From the listing below, pull each line that includes "symbol".

-- Records for the exercise follows --

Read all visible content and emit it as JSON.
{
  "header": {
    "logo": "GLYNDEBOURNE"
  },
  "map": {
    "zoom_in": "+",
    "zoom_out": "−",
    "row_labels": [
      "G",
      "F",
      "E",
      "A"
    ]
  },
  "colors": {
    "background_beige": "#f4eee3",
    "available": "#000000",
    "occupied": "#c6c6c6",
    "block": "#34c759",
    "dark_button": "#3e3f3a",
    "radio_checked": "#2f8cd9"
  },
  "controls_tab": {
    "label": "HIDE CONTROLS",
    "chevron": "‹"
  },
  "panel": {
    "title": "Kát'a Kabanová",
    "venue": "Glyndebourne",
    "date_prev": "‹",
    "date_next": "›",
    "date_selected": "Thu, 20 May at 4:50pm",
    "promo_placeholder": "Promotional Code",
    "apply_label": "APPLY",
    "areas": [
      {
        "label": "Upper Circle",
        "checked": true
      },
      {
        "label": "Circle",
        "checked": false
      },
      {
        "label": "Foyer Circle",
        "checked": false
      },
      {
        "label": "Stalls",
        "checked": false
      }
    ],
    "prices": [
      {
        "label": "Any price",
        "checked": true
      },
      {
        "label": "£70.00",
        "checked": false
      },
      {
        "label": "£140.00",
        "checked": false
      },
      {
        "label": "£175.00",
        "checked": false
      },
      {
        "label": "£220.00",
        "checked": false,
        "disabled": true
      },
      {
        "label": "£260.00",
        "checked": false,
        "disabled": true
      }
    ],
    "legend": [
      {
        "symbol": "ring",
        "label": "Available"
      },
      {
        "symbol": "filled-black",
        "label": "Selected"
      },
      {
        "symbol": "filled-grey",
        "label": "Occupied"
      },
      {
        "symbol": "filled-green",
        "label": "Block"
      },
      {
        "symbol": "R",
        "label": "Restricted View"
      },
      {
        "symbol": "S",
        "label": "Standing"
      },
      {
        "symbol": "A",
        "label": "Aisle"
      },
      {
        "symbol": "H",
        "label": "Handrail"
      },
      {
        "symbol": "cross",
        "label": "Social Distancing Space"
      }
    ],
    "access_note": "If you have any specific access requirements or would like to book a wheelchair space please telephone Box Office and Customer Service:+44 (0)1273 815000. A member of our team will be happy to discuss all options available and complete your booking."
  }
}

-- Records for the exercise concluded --

Task solution:
        "symbol": "ring",
        "symbol": "filled-black",
        "symbol": "filled-grey",
        "symbol": "filled-green",
        "symbol": "R",
        "symbol": "S",
        "symbol": "A",
        "symbol": "H",
        "symbol": "cross",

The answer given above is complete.